### Work instruction
Copy each of the records exactly; leave nothing out.

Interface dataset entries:
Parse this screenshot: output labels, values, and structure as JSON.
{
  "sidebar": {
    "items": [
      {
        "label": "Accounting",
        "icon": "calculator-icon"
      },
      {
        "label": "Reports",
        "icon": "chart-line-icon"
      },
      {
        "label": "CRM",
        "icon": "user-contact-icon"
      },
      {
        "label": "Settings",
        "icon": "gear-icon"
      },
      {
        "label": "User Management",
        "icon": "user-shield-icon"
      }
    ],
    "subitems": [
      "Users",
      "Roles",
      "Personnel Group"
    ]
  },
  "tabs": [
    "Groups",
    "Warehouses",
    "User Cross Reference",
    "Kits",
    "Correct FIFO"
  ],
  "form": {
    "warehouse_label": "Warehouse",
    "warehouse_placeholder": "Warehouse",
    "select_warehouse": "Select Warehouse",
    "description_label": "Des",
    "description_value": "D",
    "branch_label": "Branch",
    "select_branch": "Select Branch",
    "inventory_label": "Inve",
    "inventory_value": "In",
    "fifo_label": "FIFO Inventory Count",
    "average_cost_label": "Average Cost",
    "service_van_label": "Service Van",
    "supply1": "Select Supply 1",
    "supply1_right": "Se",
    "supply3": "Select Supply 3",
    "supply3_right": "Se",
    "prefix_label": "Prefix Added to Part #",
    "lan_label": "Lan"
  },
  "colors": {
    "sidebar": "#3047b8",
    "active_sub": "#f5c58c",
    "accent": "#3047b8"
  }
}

### Response
Parse this screenshot: output labels, values, and structure as JSON.
{
  "sidebar": {
    "items": [
      {
        "label": "Accounting",
        "icon": "calculator-icon"
      },
      {
        "label": "Reports",
        "icon": "chart-line-icon"
      },
      {
        "label": "CRM",
        "icon": "user-contact-icon"
      },
      {
        "label": "Settings",
        "icon": "gear-icon"
      },
      {
        "label": "User Management",
        "icon": "user-shield-icon"
      }
    ],
    "subitems": [
      "Users",
      "Roles",
      "Personnel Group"
    ]
  },
  "tabs": [
    "Groups",
    "Warehouses",
    "User Cross Reference",
    "Kits",
    "Correct FIFO"
  ],
  "form": {
    "warehouse_label": "Warehouse",
    "warehouse_placeholder": "Warehouse",
    "select_warehouse": "Select Warehouse",
    "description_label": "Des",
    "description_value": "D",
    "branch_label": "Branch",
    "select_branch": "Select Branch",
    "inventory_label": "Inve",
    "inventory_value": "In",
    "fifo_label": "FIFO Inventory Count",
    "average_cost_label": "Average Cost",
    "service_van_label": "Service Van",
    "supply1": "Select Supply 1",
    "supply1_right": "Se",
    "supply3": "Select Supply 3",
    "supply3_right": "Se",
    "prefix_label": "Prefix Added to Part #",
    "lan_label": "Lan"
  },
  "colors": {
    "sidebar": "#3047b8",
    "active_sub": "#f5c58c",
    "accent": "#3047b8"
  }
}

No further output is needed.